■ Exercise ■
Report the lines of the data below that contain the string "automatizar".

[Items from a data source]
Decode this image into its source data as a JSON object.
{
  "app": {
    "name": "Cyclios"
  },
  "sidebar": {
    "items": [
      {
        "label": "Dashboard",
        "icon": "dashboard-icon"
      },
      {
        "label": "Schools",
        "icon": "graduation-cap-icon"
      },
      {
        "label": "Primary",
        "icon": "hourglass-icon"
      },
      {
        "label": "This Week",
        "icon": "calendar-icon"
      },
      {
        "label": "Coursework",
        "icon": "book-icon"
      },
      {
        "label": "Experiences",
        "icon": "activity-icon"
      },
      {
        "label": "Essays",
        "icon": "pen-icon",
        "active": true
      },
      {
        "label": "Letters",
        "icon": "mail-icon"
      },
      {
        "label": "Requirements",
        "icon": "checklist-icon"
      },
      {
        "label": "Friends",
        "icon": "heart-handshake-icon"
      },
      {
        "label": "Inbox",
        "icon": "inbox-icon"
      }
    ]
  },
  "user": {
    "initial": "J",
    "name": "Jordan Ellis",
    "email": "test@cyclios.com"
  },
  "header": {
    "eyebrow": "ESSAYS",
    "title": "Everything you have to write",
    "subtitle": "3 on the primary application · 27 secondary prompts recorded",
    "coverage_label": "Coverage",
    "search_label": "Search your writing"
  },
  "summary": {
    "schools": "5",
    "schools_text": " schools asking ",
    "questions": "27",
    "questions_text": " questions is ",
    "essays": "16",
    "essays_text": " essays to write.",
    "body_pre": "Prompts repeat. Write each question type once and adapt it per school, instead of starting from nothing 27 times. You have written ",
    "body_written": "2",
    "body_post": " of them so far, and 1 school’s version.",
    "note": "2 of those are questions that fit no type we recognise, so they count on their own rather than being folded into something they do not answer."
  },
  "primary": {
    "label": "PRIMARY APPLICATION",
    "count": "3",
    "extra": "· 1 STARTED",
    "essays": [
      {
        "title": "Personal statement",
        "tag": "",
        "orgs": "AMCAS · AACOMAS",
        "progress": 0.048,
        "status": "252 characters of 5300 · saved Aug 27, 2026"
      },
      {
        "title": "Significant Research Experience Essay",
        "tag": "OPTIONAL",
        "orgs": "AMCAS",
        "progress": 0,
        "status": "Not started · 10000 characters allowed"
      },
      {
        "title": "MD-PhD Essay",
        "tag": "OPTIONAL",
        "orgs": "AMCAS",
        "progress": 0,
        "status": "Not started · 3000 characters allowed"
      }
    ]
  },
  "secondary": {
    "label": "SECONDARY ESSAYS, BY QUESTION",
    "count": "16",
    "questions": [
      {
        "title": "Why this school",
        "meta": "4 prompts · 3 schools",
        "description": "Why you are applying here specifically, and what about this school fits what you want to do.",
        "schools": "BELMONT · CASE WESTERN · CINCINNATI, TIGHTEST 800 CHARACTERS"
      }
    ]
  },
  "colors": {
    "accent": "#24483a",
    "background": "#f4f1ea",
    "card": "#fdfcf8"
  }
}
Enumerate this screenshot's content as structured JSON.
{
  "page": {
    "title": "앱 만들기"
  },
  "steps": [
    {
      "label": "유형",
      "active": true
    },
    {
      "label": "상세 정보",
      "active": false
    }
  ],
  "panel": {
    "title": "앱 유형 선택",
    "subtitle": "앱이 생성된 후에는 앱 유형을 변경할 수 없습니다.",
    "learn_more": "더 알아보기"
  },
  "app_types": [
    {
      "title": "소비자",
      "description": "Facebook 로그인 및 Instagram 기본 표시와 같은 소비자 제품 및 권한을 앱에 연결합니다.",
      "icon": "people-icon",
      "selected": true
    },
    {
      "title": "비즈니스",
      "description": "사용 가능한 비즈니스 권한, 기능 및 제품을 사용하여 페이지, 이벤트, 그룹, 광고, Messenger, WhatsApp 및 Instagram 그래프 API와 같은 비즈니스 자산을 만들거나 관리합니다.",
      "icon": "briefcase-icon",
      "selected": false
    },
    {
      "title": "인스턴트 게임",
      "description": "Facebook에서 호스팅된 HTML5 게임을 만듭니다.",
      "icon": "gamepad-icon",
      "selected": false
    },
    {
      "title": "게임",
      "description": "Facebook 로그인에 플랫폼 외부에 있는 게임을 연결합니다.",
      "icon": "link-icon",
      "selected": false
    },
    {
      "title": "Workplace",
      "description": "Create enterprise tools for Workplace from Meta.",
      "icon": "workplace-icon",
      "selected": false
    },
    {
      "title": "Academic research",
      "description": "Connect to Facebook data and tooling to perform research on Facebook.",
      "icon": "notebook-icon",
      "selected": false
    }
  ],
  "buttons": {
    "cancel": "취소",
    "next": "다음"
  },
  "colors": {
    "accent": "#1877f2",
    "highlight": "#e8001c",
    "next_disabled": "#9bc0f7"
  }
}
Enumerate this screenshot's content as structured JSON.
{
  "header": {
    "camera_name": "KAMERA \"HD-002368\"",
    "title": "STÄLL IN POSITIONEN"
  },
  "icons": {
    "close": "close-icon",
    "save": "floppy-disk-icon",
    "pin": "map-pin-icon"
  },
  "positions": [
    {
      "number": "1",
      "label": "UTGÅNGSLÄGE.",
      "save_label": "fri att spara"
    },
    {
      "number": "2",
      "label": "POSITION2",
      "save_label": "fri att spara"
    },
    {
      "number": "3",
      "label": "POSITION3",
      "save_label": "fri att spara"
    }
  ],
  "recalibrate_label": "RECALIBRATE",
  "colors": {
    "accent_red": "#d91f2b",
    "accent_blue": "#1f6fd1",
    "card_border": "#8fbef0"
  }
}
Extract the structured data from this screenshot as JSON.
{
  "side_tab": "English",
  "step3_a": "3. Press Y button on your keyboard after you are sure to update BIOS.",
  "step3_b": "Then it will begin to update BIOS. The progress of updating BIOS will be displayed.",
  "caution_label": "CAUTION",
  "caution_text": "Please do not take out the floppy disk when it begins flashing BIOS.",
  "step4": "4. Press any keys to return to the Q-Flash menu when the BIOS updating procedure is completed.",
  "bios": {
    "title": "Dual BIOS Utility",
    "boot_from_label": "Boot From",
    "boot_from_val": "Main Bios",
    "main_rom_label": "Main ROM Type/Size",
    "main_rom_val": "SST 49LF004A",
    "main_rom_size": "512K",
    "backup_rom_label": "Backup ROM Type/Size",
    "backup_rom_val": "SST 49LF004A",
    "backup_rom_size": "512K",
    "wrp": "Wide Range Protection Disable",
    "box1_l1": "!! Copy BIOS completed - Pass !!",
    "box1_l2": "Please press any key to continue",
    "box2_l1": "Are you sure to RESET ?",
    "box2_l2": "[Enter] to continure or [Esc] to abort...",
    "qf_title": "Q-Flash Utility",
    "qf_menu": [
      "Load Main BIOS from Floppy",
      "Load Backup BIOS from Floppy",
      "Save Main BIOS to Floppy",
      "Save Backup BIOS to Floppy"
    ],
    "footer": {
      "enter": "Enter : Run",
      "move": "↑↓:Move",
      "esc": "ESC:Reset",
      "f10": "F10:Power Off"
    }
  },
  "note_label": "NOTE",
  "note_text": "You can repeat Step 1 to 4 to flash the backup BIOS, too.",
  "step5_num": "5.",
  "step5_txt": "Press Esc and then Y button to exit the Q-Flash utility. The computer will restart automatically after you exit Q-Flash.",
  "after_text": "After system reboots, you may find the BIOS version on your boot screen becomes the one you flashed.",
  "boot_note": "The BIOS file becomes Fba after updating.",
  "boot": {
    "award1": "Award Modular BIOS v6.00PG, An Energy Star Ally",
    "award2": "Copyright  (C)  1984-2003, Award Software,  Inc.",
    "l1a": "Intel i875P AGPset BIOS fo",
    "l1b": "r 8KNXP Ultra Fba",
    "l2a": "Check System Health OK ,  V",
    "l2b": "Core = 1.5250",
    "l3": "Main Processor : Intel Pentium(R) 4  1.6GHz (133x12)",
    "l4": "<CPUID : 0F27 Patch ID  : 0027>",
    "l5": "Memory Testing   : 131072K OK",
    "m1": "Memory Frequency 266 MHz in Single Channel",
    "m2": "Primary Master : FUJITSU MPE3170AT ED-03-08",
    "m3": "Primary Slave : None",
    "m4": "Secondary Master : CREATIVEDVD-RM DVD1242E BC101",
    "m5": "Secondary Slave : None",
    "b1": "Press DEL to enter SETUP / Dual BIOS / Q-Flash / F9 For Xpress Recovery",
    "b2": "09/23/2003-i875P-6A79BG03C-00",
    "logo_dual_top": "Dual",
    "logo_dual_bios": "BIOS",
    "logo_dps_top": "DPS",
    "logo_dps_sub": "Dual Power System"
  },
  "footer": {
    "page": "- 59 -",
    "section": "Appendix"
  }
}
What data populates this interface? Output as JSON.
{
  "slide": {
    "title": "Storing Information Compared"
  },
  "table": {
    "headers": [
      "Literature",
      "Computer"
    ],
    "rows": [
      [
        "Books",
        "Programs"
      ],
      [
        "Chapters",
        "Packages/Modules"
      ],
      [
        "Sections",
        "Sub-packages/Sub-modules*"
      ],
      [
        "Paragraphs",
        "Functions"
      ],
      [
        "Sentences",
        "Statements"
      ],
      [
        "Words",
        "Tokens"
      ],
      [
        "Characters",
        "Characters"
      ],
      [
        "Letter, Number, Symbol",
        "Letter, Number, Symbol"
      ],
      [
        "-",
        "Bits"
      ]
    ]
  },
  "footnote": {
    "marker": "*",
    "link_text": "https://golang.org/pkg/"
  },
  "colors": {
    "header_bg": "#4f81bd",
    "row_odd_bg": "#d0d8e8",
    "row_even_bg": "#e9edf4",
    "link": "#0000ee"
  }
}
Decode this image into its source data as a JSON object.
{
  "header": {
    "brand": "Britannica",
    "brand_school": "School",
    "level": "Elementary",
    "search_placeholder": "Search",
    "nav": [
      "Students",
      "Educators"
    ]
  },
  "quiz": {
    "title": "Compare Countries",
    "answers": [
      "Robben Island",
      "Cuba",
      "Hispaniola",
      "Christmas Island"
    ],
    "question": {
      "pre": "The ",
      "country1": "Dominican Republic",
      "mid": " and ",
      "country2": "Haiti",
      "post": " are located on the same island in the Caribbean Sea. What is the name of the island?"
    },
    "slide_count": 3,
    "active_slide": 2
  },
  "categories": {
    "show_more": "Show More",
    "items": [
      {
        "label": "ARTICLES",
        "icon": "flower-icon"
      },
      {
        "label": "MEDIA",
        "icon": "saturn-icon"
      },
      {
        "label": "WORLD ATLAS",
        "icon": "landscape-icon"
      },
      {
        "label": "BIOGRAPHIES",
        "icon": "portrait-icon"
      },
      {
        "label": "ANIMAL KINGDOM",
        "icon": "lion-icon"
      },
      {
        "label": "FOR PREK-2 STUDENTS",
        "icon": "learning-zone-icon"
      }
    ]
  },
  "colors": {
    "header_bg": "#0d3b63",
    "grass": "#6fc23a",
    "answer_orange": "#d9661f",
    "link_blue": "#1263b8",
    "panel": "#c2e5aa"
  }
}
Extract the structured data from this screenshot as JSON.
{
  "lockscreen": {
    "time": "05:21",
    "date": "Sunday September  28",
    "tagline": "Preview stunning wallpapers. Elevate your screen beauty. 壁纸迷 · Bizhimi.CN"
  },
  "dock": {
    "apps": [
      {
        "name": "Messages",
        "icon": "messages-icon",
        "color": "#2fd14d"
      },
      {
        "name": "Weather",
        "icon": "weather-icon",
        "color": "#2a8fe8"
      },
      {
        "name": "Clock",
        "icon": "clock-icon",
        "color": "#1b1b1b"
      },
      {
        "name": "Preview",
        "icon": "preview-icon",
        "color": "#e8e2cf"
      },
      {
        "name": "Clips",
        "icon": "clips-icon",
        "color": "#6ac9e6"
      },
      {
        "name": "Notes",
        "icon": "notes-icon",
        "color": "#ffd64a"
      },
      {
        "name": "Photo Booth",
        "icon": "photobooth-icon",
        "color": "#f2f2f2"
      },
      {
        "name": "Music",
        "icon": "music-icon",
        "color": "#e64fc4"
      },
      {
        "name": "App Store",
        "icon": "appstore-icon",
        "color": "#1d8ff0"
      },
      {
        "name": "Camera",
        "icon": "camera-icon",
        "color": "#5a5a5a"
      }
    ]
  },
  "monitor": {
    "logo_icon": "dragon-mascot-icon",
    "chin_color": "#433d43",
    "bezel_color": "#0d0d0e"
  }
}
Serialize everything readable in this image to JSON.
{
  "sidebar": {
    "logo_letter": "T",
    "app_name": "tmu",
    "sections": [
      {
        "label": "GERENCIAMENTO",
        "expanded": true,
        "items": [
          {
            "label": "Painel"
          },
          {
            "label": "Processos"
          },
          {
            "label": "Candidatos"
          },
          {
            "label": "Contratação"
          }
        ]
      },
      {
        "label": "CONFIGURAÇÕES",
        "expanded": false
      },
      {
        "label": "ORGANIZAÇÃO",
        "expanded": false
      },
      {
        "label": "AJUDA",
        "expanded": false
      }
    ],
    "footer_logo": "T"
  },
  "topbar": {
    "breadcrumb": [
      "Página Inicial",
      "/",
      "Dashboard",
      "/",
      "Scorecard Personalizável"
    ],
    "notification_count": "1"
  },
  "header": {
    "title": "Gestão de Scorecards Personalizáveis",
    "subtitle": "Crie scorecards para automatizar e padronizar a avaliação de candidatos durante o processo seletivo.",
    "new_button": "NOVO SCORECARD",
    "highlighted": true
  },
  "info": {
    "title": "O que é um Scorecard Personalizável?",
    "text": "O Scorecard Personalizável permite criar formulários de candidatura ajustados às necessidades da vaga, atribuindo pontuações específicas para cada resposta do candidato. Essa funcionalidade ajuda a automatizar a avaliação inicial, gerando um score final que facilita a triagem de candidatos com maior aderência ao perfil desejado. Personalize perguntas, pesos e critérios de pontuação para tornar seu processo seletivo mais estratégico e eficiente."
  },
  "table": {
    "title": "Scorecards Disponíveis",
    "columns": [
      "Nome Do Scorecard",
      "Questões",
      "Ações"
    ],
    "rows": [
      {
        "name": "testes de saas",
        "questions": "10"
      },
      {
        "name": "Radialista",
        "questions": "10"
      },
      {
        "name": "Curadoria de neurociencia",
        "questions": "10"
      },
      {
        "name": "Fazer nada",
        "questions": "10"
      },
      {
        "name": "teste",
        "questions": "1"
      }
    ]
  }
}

■ Exercise response ■
    "subtitle": "Crie scorecards para automatizar e padronizar a avaliação de candidatos durante o processo seletivo.",
    "text": "O Scorecard Personalizável permite criar formulários de candidatura ajustados às necessidades da vaga, atribuindo pontuações específicas para cada resposta do candidato. Essa funcionalidade ajuda a automatizar a avaliação inicial, gerando um score final que facilita a triagem de candidatos com maior aderência ao perfil desejado. Personalize perguntas, pesos e critérios de pontuação para tornar seu processo seletivo mais estratégico e eficiente."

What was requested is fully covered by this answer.